ACTIVITY => Restate the listing below with no word altered.

*** MATERIAL FOR THIS EXERCISE Section Begins ***

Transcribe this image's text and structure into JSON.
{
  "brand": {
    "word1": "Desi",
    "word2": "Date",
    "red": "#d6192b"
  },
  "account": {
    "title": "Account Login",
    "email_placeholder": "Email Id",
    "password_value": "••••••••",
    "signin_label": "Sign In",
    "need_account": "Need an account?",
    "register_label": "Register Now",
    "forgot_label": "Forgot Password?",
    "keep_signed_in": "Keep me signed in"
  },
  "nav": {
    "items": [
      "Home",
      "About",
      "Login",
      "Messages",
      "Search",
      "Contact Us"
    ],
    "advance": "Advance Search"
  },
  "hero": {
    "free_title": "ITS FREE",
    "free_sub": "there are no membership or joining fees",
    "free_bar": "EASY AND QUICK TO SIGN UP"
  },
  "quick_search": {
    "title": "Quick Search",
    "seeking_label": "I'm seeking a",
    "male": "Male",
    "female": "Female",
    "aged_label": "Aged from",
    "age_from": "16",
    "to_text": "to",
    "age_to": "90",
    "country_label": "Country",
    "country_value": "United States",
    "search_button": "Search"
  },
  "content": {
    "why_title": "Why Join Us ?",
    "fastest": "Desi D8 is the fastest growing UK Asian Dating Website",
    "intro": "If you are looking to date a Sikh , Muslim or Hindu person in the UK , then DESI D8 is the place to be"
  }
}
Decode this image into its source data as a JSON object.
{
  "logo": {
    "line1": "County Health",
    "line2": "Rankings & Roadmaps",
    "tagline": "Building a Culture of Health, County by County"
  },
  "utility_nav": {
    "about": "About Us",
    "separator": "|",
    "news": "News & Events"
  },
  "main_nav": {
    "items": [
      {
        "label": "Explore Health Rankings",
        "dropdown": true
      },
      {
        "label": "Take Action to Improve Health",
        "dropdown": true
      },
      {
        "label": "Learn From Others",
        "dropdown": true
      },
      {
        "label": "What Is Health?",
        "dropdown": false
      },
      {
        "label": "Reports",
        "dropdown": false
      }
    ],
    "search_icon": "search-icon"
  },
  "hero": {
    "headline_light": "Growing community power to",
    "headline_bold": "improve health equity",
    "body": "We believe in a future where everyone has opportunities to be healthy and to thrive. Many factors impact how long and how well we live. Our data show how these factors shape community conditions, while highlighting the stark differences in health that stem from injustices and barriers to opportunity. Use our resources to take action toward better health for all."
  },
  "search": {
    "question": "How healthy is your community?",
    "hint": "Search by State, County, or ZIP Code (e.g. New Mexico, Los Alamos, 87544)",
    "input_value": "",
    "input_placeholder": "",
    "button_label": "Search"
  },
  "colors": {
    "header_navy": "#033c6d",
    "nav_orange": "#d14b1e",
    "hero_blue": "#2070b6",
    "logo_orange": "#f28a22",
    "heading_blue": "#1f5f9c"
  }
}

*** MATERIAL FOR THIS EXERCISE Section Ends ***

ANSWER TO THE EXERCISE =>
Transcribe this image's text and structure into JSON.
{
  "brand": {
    "word1": "Desi",
    "word2": "Date",
    "red": "#d6192b"
  },
  "account": {
    "title": "Account Login",
    "email_placeholder": "Email Id",
    "password_value": "••••••••",
    "signin_label": "Sign In",
    "need_account": "Need an account?",
    "register_label": "Register Now",
    "forgot_label": "Forgot Password?",
    "keep_signed_in": "Keep me signed in"
  },
  "nav": {
    "items": [
      "Home",
      "About",
      "Login",
      "Messages",
      "Search",
      "Contact Us"
    ],
    "advance": "Advance Search"
  },
  "hero": {
    "free_title": "ITS FREE",
    "free_sub": "there are no membership or joining fees",
    "free_bar": "EASY AND QUICK TO SIGN UP"
  },
  "quick_search": {
    "title": "Quick Search",
    "seeking_label": "I'm seeking a",
    "male": "Male",
    "female": "Female",
    "aged_label": "Aged from",
    "age_from": "16",
    "to_text": "to",
    "age_to": "90",
    "country_label": "Country",
    "country_value": "United States",
    "search_button": "Search"
  },
  "content": {
    "why_title": "Why Join Us ?",
    "fastest": "Desi D8 is the fastest growing UK Asian Dating Website",
    "intro": "If you are looking to date a Sikh , Muslim or Hindu person in the UK , then DESI D8 is the place to be"
  }
}
Decode this image into its source data as a JSON object.
{
  "logo": {
    "line1": "County Health",
    "line2": "Rankings & Roadmaps",
    "tagline": "Building a Culture of Health, County by County"
  },
  "utility_nav": {
    "about": "About Us",
    "separator": "|",
    "news": "News & Events"
  },
  "main_nav": {
    "items": [
      {
        "label": "Explore Health Rankings",
        "dropdown": true
      },
      {
        "label": "Take Action to Improve Health",
        "dropdown": true
      },
      {
        "label": "Learn From Others",
        "dropdown": true
      },
      {
        "label": "What Is Health?",
        "dropdown": false
      },
      {
        "label": "Reports",
        "dropdown": false
      }
    ],
    "search_icon": "search-icon"
  },
  "hero": {
    "headline_light": "Growing community power to",
    "headline_bold": "improve health equity",
    "body": "We believe in a future where everyone has opportunities to be healthy and to thrive. Many factors impact how long and how well we live. Our data show how these factors shape community conditions, while highlighting the stark differences in health that stem from injustices and barriers to opportunity. Use our resources to take action toward better health for all."
  },
  "search": {
    "question": "How healthy is your community?",
    "hint": "Search by State, County, or ZIP Code (e.g. New Mexico, Los Alamos, 87544)",
    "input_value": "",
    "input_placeholder": "",
    "button_label": "Search"
  },
  "colors": {
    "header_navy": "#033c6d",
    "nav_orange": "#d14b1e",
    "hero_blue": "#2070b6",
    "logo_orange": "#f28a22",
    "heading_blue": "#1f5f9c"
  }
}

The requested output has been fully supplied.